It all boils down to Dwayne Bravo and Keiron Pollard preferring to play lucrative club T20 matches rather than less well-paid West Indies Test matches which last five days.
Cameron feels that by creating the professional league, there will be a greater pool of players to choose from for the three formats; Test, one-day internationals and T20. “Clubs [are] where the money’s at and then you play for your country for love,” he said. “Cricket is still trying to figure out where we’re at with the emergence of the T20. Until it settles down, we’re always going to have our challenges.”
The board’s relationship with the West Indies Players’ Association has been a prickly one for decades, but since Cameron took the helm in 2013, there has been far less conflict. He is proud of the fact that the board and WIPA now have their awards night together and there has been no litigation between them in the last three years whereas the board was spending an average of $1.5 million a year on litigation in the past.

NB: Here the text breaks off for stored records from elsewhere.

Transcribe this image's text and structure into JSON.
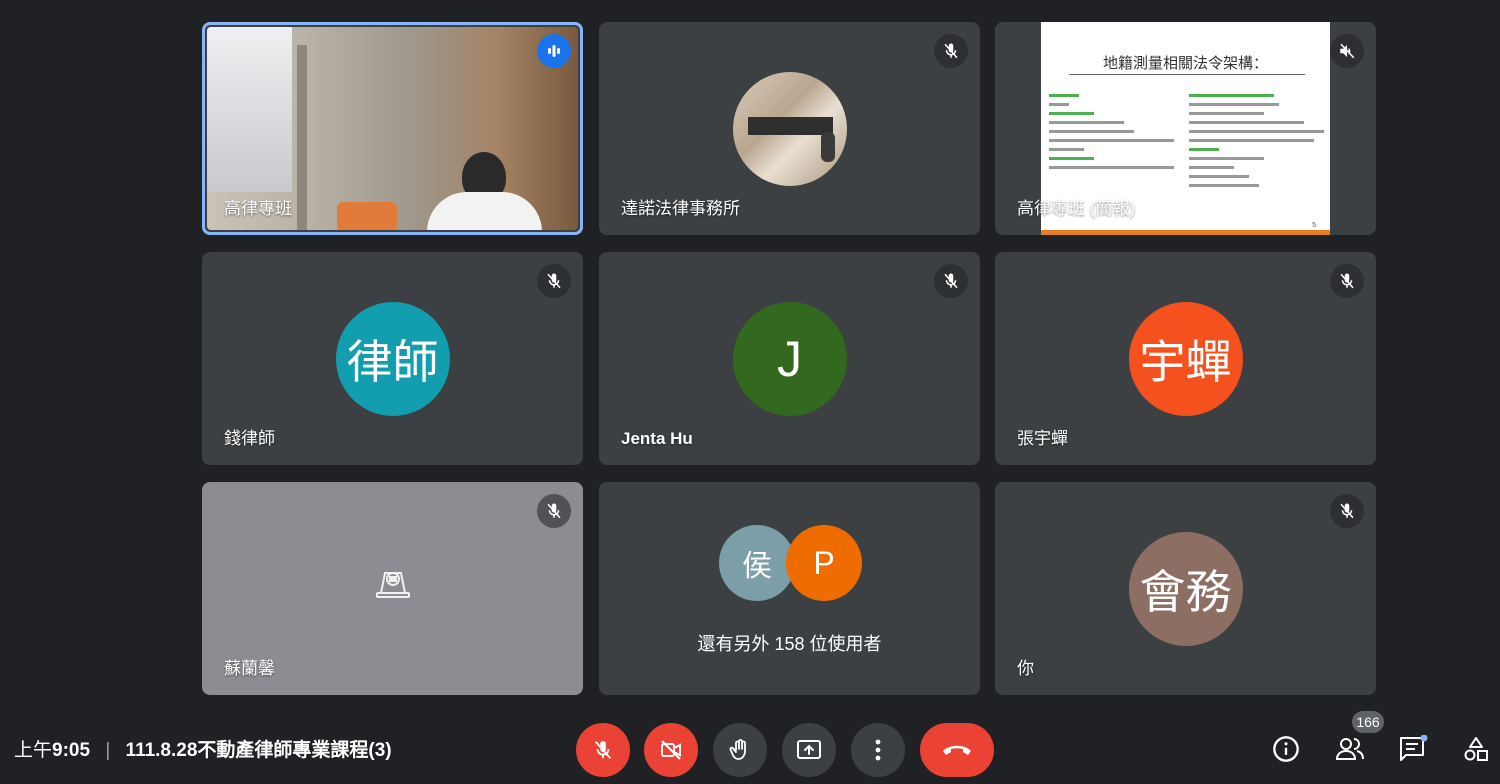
{
  "tiles": [
    {
      "name": "高律專班"
    },
    {
      "name": "達諾法律事務所"
    },
    {
      "name": "高律專班 (簡報)"
    },
    {
      "name": "錢律師",
      "avatar_text": "律師",
      "avatar_color": "#129eaf"
    },
    {
      "name": "Jenta Hu",
      "avatar_text": "J",
      "avatar_color": "#33691e"
    },
    {
      "name": "張宇蟬",
      "avatar_text": "宇蟬",
      "avatar_color": "#f4511e"
    },
    {
      "name": "蘇蘭馨"
    },
    {
      "others_text": "還有另外 158 位使用者",
      "avatar1_text": "侯",
      "avatar2_text": "P",
      "avatar1_color": "#7b9ea8",
      "avatar2_color": "#ef6c00"
    },
    {
      "name": "你",
      "avatar_text": "會務",
      "avatar_color": "#8d6e63"
    }
  ],
  "slide": {
    "title": "地籍測量相關法令架構：",
    "page": "5"
  },
  "meeting": {
    "time_prefix": "上午",
    "time": "9:05",
    "separator": "|",
    "title": "111.8.28不動產律師專業課程(3)"
  },
  "participants_count": "166",
  "icons": [
    "microphone-active-icon",
    "mic-off-icon",
    "volume-off-icon",
    "camera-off-icon",
    "video-off-icon",
    "raise-hand-icon",
    "present-screen-icon",
    "more-options-icon",
    "hang-up-icon",
    "info-icon",
    "people-icon",
    "chat-icon",
    "activities-icon"
  ]
}
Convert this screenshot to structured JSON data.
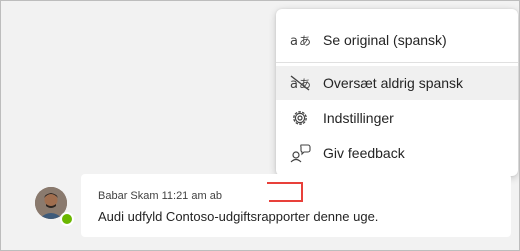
{
  "menu": {
    "items": [
      {
        "label": "Se original (spansk)",
        "icon": "translate-icon"
      },
      {
        "label": "Oversæt aldrig spansk",
        "icon": "no-translate-icon"
      },
      {
        "label": "Indstillinger",
        "icon": "gear-icon"
      },
      {
        "label": "Giv feedback",
        "icon": "feedback-icon"
      }
    ]
  },
  "message": {
    "sender": "Babar Skam",
    "time": "11:21 am ab",
    "text": "Audi udfyld Contoso-udgiftsrapporter denne uge."
  },
  "colors": {
    "presence": "#6bb700",
    "annotation": "#e8403a"
  }
}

Cameron does admit that senior members of WIPA are not happy with the pay arrangements its reps made with the board, yet when WIPA officials met at a world players’ meeting in South Africa recently, the overall assessment was that the West Indies players were getting a fair deal. “We will try to mend fences with the senior players, but where we are at, our players are not necessarily happy but we’re moving to get everyone back on board,” Cameron said.

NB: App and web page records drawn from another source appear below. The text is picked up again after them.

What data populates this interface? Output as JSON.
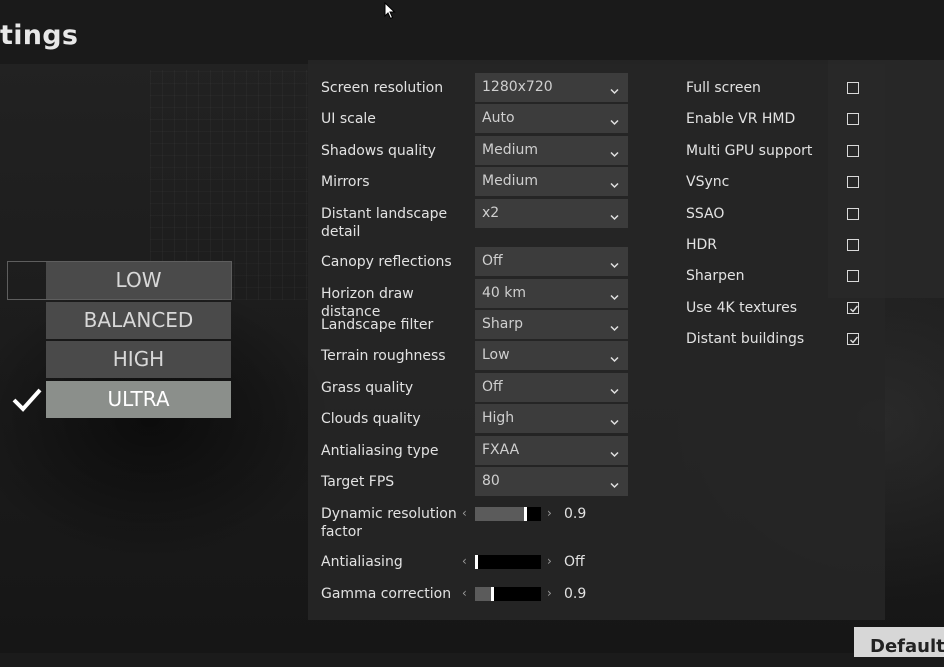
{
  "header": {
    "title": "tings"
  },
  "presets": [
    {
      "label": "LOW",
      "selected": false
    },
    {
      "label": "BALANCED",
      "selected": false
    },
    {
      "label": "HIGH",
      "selected": false
    },
    {
      "label": "ULTRA",
      "selected": true
    }
  ],
  "settings": [
    {
      "label": "Screen resolution",
      "value": "1280x720"
    },
    {
      "label": "UI scale",
      "value": "Auto"
    },
    {
      "label": "Shadows quality",
      "value": "Medium"
    },
    {
      "label": "Mirrors",
      "value": "Medium"
    },
    {
      "label": "Distant landscape detail",
      "value": "x2"
    },
    {
      "label": "Canopy reflections",
      "value": "Off"
    },
    {
      "label": "Horizon draw distance",
      "value": "40 km"
    },
    {
      "label": "Landscape filter",
      "value": "Sharp"
    },
    {
      "label": "Terrain roughness",
      "value": "Low"
    },
    {
      "label": "Grass quality",
      "value": "Off"
    },
    {
      "label": "Clouds quality",
      "value": "High"
    },
    {
      "label": "Antialiasing type",
      "value": "FXAA"
    },
    {
      "label": "Target FPS",
      "value": "80"
    }
  ],
  "sliders": [
    {
      "label": "Dynamic resolution factor",
      "display": "0.9",
      "level": 0.78
    },
    {
      "label": "Antialiasing",
      "display": "Off",
      "level": 0.0
    },
    {
      "label": "Gamma correction",
      "display": "0.9",
      "level": 0.25
    }
  ],
  "options": [
    {
      "label": "Full screen",
      "checked": false
    },
    {
      "label": "Enable VR HMD",
      "checked": false
    },
    {
      "label": "Multi GPU support",
      "checked": false
    },
    {
      "label": "VSync",
      "checked": false
    },
    {
      "label": "SSAO",
      "checked": false
    },
    {
      "label": "HDR",
      "checked": false
    },
    {
      "label": "Sharpen",
      "checked": false
    },
    {
      "label": "Use 4K textures",
      "checked": true
    },
    {
      "label": "Distant buildings",
      "checked": true
    }
  ],
  "footer": {
    "default_label": "Default"
  },
  "icons": {
    "cursor": "mouse-cursor-icon",
    "selected": "checkmark-icon",
    "dropdown": "chevron-down-icon",
    "slider_left": "chevron-left-icon",
    "slider_right": "chevron-right-icon"
  }
}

Players, coaches, officials and administrators met at a conference in Barbados recently and many points were ironed out.
Although Cameron feels it will be hard for the West Indies to be the world’s dominant side again as they were during most of the 1970s and ‘80s, he feels they can climb once more.

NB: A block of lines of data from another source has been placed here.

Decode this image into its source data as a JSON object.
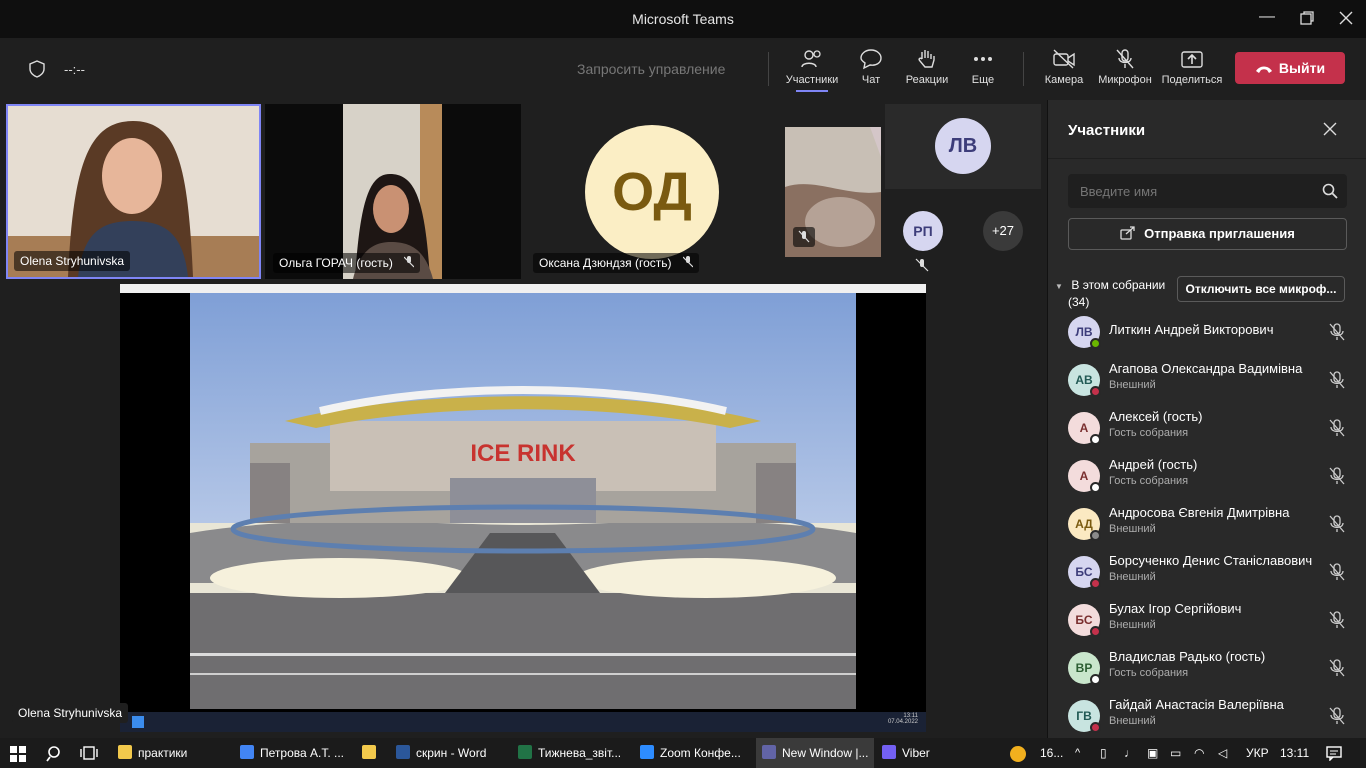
{
  "window": {
    "title": "Microsoft Teams"
  },
  "meeting": {
    "timer": "--:--",
    "request_control": "Запросить управление",
    "toolbar": {
      "participants": "Участники",
      "chat": "Чат",
      "reactions": "Реакции",
      "more": "Еще",
      "camera": "Камера",
      "mic": "Микрофон",
      "share": "Поделиться",
      "leave": "Выйти"
    },
    "tiles": [
      {
        "name": "Olena Stryhunivska"
      },
      {
        "name": "Ольга ГОРАЧ (гость)"
      },
      {
        "name": "Оксана Дзюндзя (гость)",
        "initials": "ОД"
      }
    ],
    "small_tiles": {
      "lv": "ЛВ",
      "rp": "РП",
      "more": "+27"
    },
    "presenter_label": "Olena Stryhunivska",
    "shared_screen": {
      "sign": "ICE RINK",
      "clock_time": "13:11",
      "clock_date": "07.04.2022"
    }
  },
  "panel": {
    "title": "Участники",
    "search_placeholder": "Введите имя",
    "invite": "Отправка приглашения",
    "section_label": "В этом собрании",
    "section_count": "(34)",
    "mute_all": "Отключить все микроф...",
    "participants": [
      {
        "initials": "ЛВ",
        "name": "Литкин Андрей Викторович",
        "sub": "",
        "avatar_color": "#d6d6f0",
        "text_color": "#3d3d7a",
        "status_color": "#6bb700"
      },
      {
        "initials": "АВ",
        "name": "Агапова Олександра Вадимівна",
        "sub": "Внешний",
        "avatar_color": "#c8e4e0",
        "text_color": "#225a55",
        "status_color": "#c4314b"
      },
      {
        "initials": "А",
        "name": "Алексей (гость)",
        "sub": "Гость собрания",
        "avatar_color": "#f3dcdc",
        "text_color": "#7a2f2f",
        "status_color": "#ffffff"
      },
      {
        "initials": "А",
        "name": "Андрей (гость)",
        "sub": "Гость собрания",
        "avatar_color": "#f3dcdc",
        "text_color": "#7a2f2f",
        "status_color": "#ffffff"
      },
      {
        "initials": "АД",
        "name": "Андросова Євгенія Дмитрівна",
        "sub": "Внешний",
        "avatar_color": "#fbe9c2",
        "text_color": "#7a5a10",
        "status_color": "#8a8a8a"
      },
      {
        "initials": "БС",
        "name": "Борсученко Денис Станіславович",
        "sub": "Внешний",
        "avatar_color": "#d6d6f0",
        "text_color": "#3d3d7a",
        "status_color": "#c4314b"
      },
      {
        "initials": "БС",
        "name": "Булах Ігор Сергійович",
        "sub": "Внешний",
        "avatar_color": "#f3dcdc",
        "text_color": "#7a2f2f",
        "status_color": "#c4314b"
      },
      {
        "initials": "ВР",
        "name": "Владислав Радько (гость)",
        "sub": "Гость собрания",
        "avatar_color": "#c9e6cc",
        "text_color": "#2c5e33",
        "status_color": "#ffffff"
      },
      {
        "initials": "ГВ",
        "name": "Гайдай Анастасія Валеріївна",
        "sub": "Внешний",
        "avatar_color": "#c8e4e0",
        "text_color": "#225a55",
        "status_color": "#c4314b"
      }
    ]
  },
  "taskbar": {
    "items": [
      {
        "label": "практики",
        "color": "#f2c94c"
      },
      {
        "label": "Петрова А.Т. ...",
        "color": "#4285f4"
      },
      {
        "label": "",
        "color": "#f2c94c"
      },
      {
        "label": "скрин - Word",
        "color": "#2b579a"
      },
      {
        "label": "Тижнева_звіт...",
        "color": "#217346"
      },
      {
        "label": "Zoom Конфе...",
        "color": "#2d8cff"
      },
      {
        "label": "New Window |...",
        "color": "#6264a7"
      },
      {
        "label": "Viber",
        "color": "#7360f2"
      }
    ],
    "weather": "16...",
    "lang": "УКР",
    "time": "13:11"
  }
}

“We’ll never be No. 1 again, but I want us to compete,” he said. “From what I’m seeing now in our professional leagues, where players are working all the time at cricket, that, to me will make a big difference.”
He said that players now do not have to have a day job anymore and only go to practice in the evenings. “We’re 20 years behind Australia and South Africa and maybe 100 years behind England, but we will catch up because we have the natural resource,” he said.
The 45-year-old Jamaican is also the president of Kensington Cricket Club, a position he’s held for 14 years. Cameron attended Kingston College high school “the greatest institution in the world” where his love for cricket started as an off-spin bowler and left-handed batsman.
He has degrees in hotel management and computer science and owns a finance firm. Cameron’s attachment to Kensington began as a 12-year-old where he scored the board and made himself useful before graduating through the teams as a player, manager and then administrator. He also served for nine years on the Jamaica Cricket Association before joining the West Indies board in 2002.
Abali Hoilett, chairman of the Cayman Islands Cricket Association, said that Cameron’s visit was “very significant” and by taking time out of his busy schedule was showing that he “wants to help get cricket back in the right direction.”
Hoilett added that although Cameron “has his challenges with West Indies cricket at this point in time, I think his willingness to share will help us as a small cricketing nation.” He added that local players also appreciated the fact that Cameron came.
Sheila Rankine is the association’s secretary and a player with Islanders. She missed this season because of surgery on a shoulder injury but hopes to return when the season resumes in January. “Everybody was very receptive of Mr. Cameron being here,” she said. “He too was happy to be here.”
“As far as local cricket is concerned, it is very evident that we have some work to do,” Rankine added.
She wants to see more youngsters playing and falling in love with the game, so that they stay with it. “We have a lot of work to do in terms of strategic planning over the next couple of years to get it back off the ground.